An important detail I forgot to mention is that I am generally coded as a bottom during sex, since I am skinny, pale, and young. Indeed, most gay men have little imagination. While I certainly do enjoy being fucked, the idea of being penetrated by four large drunk men was, well, daunting. I was also feeling uneasy about seeing my date be intimate with two other men. I was trying to play it cool, but the confusion and anxiety I was feeling killed any passion. This was more than an open relationship; it was complete emotional detachment. It was like we were all apathetic animals with absolutely no regard for one another. I hastily made an excuse about being too drunk and scurried off to the kitchen. While the other guys finished fucking each-other, I finished reading a Zadie Smith story on my phone. Yet, something changed within me after that night. The idea of multiple people—more than three—no longer scared me. Maybe I just needed to be broken in. Or maybe I needed to learn how to turn off most human emotions and only follow animal instinct. Whatever it was, it took practice. Several months later I participated in a very successful foursome. I knew none of the other participants beforehand. We all watched a movie afterwards, said our goodbyes, and never saw each other again.

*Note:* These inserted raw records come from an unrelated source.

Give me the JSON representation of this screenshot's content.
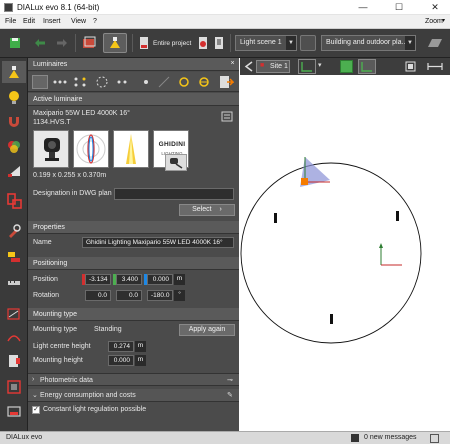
{
  "window": {
    "title": "DIALux evo 8.1  (64-bit)",
    "minimize": "—",
    "maximize": "☐",
    "close": "✕"
  },
  "menu": {
    "items": [
      "File",
      "Edit",
      "Insert",
      "View",
      "?"
    ],
    "zoom_label": "Zoom"
  },
  "toolbar": {
    "project_label": "Entire project",
    "light_scene": "Light scene 1",
    "building_select": "Building and outdoor pla..."
  },
  "luminaires_panel": {
    "header": "Luminaires",
    "active_luminaire_header": "Active luminaire",
    "luminaire_name": "Maxipario 55W LED 4000K 16°",
    "luminaire_code": "1134.HVS.T",
    "brand_logo_text": "GHIDINI",
    "brand_logo_sub": "LIGHTING",
    "dimensions": "0.199 x 0.255 x 0.370m",
    "designation_label": "Designation in DWG plan",
    "designation_value": "",
    "select_button": "Select"
  },
  "properties": {
    "header": "Properties",
    "name_label": "Name",
    "name_value": "Ghidini Lighting  Maxipario 55W LED 4000K 16°"
  },
  "positioning": {
    "header": "Positioning",
    "position_label": "Position",
    "position_x": "-3.134",
    "position_y": "3.400",
    "position_z": "0.000",
    "position_unit": "m",
    "rotation_label": "Rotation",
    "rotation_x": "0.0",
    "rotation_y": "0.0",
    "rotation_z": "-180.0",
    "rotation_unit": "°"
  },
  "mounting": {
    "header": "Mounting type",
    "type_label": "Mounting type",
    "type_value": "Standing",
    "apply_button": "Apply again",
    "centre_height_label": "Light centre height",
    "centre_height_value": "0.274",
    "height_label": "Mounting height",
    "height_value": "0.000",
    "unit": "m"
  },
  "photometric": {
    "header": "Photometric data"
  },
  "energy": {
    "header": "Energy consumption and costs",
    "constant_regulation_label": "Constant light regulation possible",
    "constant_regulation_checked": true
  },
  "canvas": {
    "site_tab": "Site 1"
  },
  "status": {
    "app_name": "DIALux evo",
    "messages": "0 new messages"
  },
  "colors": {
    "panel_bg": "#4b4b4b",
    "toolbar_bg": "#3d3d3d",
    "accent_yellow": "#f5c518",
    "accent_green": "#4caf50",
    "accent_red": "#d32f2f"
  }
}
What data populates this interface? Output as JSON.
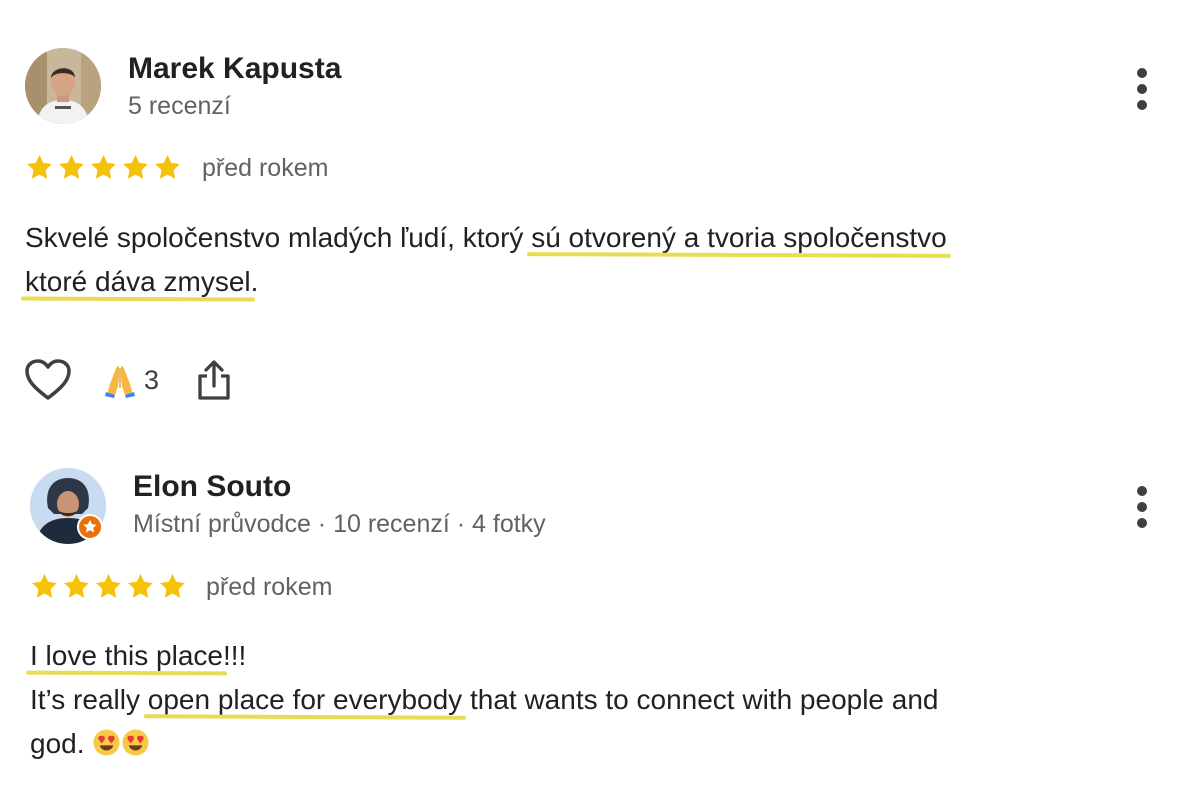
{
  "reviews": [
    {
      "author": "Marek Kapusta",
      "meta": "5 recenzí",
      "rating": 5,
      "time": "před rokem",
      "text": {
        "line1_a": "Skvelé spoločenstvo mladých ľudí, ktorý ",
        "line1_highlight": "sú otvorený a tvoria spoločenstvo",
        "line2_highlight": "ktoré dáva zmysel",
        "line2_b": "."
      },
      "reactions": {
        "emoji_icon": "folded-hands-emoji",
        "count": "3"
      },
      "icons": {
        "like": "heart-outline-icon",
        "share": "share-icon",
        "more": "more-vertical-icon"
      }
    },
    {
      "author": "Elon Souto",
      "meta": "Místní průvodce · 10 recenzí · 4 fotky",
      "rating": 5,
      "time": "před rokem",
      "text": {
        "line1_highlight": "I love this place",
        "line1_b": "!!!",
        "line2_a": "It’s really ",
        "line2_highlight": "open place for everybody",
        "line2_b": " that wants to connect with people and",
        "line3_a": "god. "
      },
      "icons": {
        "badge": "local-guide-badge-icon",
        "more": "more-vertical-icon",
        "emoji": "heart-eyes-emoji"
      }
    }
  ],
  "colors": {
    "star": "#f4c20d",
    "highlight_underline": "#e8dc52",
    "meta_text": "#5f6368",
    "guide_badge": "#e8710a"
  }
}
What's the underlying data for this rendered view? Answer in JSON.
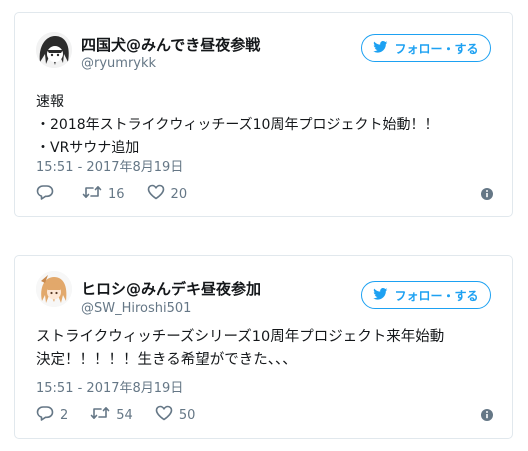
{
  "tweets": [
    {
      "display_name": "四国犬@みんでき昼夜参戦",
      "handle": "@ryumrykk",
      "follow_label": "フォロー・する",
      "lines": [
        "速報",
        "・2018年ストライクウィッチーズ10周年プロジェクト始動！！",
        "・VRサウナ追加"
      ],
      "timestamp": "15:51 - 2017年8月19日",
      "replies": "",
      "retweets": "16",
      "likes": "20"
    },
    {
      "display_name": "ヒロシ@みんデキ昼夜参加",
      "handle": "@SW_Hiroshi501",
      "follow_label": "フォロー・する",
      "lines": [
        "ストライクウィッチーズシリーズ10周年プロジェクト来年始動",
        "決定！！！！！生きる希望ができた、、、"
      ],
      "timestamp": "15:51 - 2017年8月19日",
      "replies": "2",
      "retweets": "54",
      "likes": "50"
    }
  ],
  "icons": {
    "follow": "twitter-bird-icon",
    "reply": "reply-icon",
    "retweet": "retweet-icon",
    "like": "heart-icon",
    "info": "info-icon"
  },
  "colors": {
    "accent": "#1da1f2",
    "secondary_text": "#657786",
    "border": "#e1e8ed"
  }
}
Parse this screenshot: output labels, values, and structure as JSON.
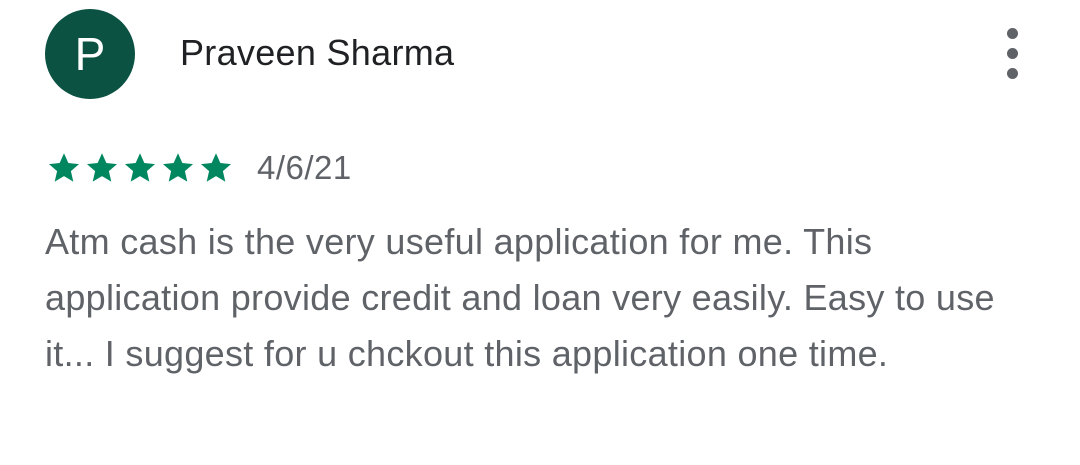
{
  "review": {
    "avatar_initial": "P",
    "reviewer_name": "Praveen Sharma",
    "more_icon": "more-vert-icon",
    "rating": 5,
    "rating_max": 5,
    "star_color": "#01875f",
    "avatar_color": "#0c5243",
    "date": "4/6/21",
    "text": "Atm cash is the very useful application for me. This application provide credit and loan very easily. Easy to use it... I suggest for u chckout this application one time."
  }
}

Thinking about my past several years of sexual experiences, I am reminded of a conversation I had on the Metro North line from New Haven to Grand Central Station. I was 19, living in New York for the summer, and coming back from a weekend with my boyfriend. We had been together since I was 14, and, naturally, we were starting to grow apart. The train was full of aspiring creative writers coming from some sort of university conference. I sat next to a woman—who was wearing a felt beret—returning from the conference, and we started making conversation. She told me she had been giving workshops, so I asked her, “what is an essential life experience to be a good writer?” She responded, completely seriously, “I sleep with all sorts of people, and as many as possible. It gives me all kinds of material. If you want to be a good writer, do the same.” I giggled, but upon realizing she was serious, steeled my face.

I broke up with my boyfriend later that year and started exploring with my sexuality more and more. Five years later, I completely disagree with the beret woman’s advice. My sexual experiences have been largely fun and enjoyable, even with group sex, but they are generally meaningless and ephemeral. While every group sex experience I had was totally consensual, they were not all exactly pleasant. To be brazenly objectified for sex can impact your view of yourself. Feelings of longing, romance, and desire are completely crushed. There is no emotional build-up, just a sudden and chaotic release. Indeed, people’s wildly differing standards for one-on-one vs. group sex can be very confusing. Group sex has decidedly not enriched my personality, or my world view. My best sexual experiences have been with partners I’ve had feelings for, been intimate with, and seen many times. While I think that sex and love are independent, they are certainly complementary. Maybe I’m romantically delusional, but I’ve never been emotionally satisfied by a group encounter. Almost all of the casual sex I’ve had can be reduced, at best, to funny anecdotes. And I think I just used all of them up.


Written by Chimney Wimpus